Marriage is inextricably linked to social rejection, as that would be the result of failure to secure a good match. Henry is often seen mocking the ways of society, by saying things like, “Now I must give one smirk and then we may be rational again.”
The gothic obsession is explored through Catherine’s currently reading list (side note she’d have a fleek Instagram!). Then in greater and more dangerous depth when she is convinced General Tilney murdered his wife. Austen show’s the danger that longing for high drama can bring to society, especially when gossip can lead to ruin at an alarming pace, even in the absence of social media.
This mistake leads to Catherine’s sharp coming of age and fast lesson in the dislocation of fact and fantasy.
The importance of reading is addressed both indirectly through the references to other novels and directly through Henry Tilney when he states, “The person, be it a gentleman or a lady, who has not pleasure in a good novel, must be intolerably stupid.”
This English Classic has been adapted in many different ways – be that TV, plays, radio, film and even a Marvel graphic novel!
The only one of these I have seen is the 2007 film by ITV, staring Felicity Jones and Carey Mullingan. I love this film, its is perfect for a rainy day when you fancy watching a period drama.

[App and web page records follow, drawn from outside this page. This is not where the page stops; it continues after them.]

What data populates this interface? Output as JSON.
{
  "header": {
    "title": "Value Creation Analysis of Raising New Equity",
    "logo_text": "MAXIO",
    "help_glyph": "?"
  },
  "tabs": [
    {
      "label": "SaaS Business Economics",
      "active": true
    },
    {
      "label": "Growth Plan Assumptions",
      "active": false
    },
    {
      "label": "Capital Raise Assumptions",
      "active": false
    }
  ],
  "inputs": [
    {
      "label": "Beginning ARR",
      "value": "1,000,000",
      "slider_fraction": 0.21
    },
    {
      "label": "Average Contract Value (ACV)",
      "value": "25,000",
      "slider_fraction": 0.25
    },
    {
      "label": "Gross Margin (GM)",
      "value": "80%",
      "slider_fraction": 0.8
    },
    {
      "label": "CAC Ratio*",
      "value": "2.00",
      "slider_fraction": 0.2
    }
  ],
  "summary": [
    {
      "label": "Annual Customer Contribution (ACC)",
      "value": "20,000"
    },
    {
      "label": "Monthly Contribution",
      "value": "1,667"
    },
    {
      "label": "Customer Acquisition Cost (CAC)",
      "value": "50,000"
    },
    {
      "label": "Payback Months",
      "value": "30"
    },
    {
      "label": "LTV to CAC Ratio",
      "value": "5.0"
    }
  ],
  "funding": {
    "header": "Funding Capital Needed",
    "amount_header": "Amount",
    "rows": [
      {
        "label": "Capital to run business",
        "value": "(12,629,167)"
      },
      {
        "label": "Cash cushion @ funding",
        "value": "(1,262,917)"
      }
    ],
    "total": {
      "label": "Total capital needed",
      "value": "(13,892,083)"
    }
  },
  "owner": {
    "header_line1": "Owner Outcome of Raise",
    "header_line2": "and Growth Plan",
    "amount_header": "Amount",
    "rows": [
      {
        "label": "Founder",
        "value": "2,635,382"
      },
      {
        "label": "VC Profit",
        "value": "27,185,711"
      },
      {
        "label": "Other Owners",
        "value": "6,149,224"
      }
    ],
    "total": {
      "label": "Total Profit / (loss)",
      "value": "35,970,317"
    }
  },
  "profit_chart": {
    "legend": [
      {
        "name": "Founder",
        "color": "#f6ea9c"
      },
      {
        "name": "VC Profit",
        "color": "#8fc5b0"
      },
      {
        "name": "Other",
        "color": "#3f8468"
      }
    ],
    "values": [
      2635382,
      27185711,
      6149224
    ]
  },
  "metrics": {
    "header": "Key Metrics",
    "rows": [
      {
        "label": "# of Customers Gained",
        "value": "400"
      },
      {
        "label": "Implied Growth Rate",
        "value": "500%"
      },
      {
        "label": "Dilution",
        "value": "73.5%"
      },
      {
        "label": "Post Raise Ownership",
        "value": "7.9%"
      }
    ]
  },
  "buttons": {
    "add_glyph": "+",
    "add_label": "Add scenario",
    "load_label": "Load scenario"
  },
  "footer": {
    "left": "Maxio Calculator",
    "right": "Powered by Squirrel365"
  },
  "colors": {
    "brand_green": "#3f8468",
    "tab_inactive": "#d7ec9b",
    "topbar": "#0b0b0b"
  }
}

I found the book hard going and quite frankly a waste of time. I like the story, but the continuous gothic references are a bit too much. They broke the flow of the story up and sadly it never got exciting in the way I had hoped. I was even able to put it down during the supposed high drama scenes!
However, if I was reading it as a contemporary at the time, I probably would have understood it better and even loved it – in fact as I was coming of age at the time it may have even resonated with me.
So, I would not recommend reading the book, but I would however implore you to seek out the story in whatever other medium takes your fancy. As it is a good tale, but not worth the time and prep work it takes to read it in its original format.
Have you read Northanger Abbey – what did you think? What Jane Austen book would you recommend I read next?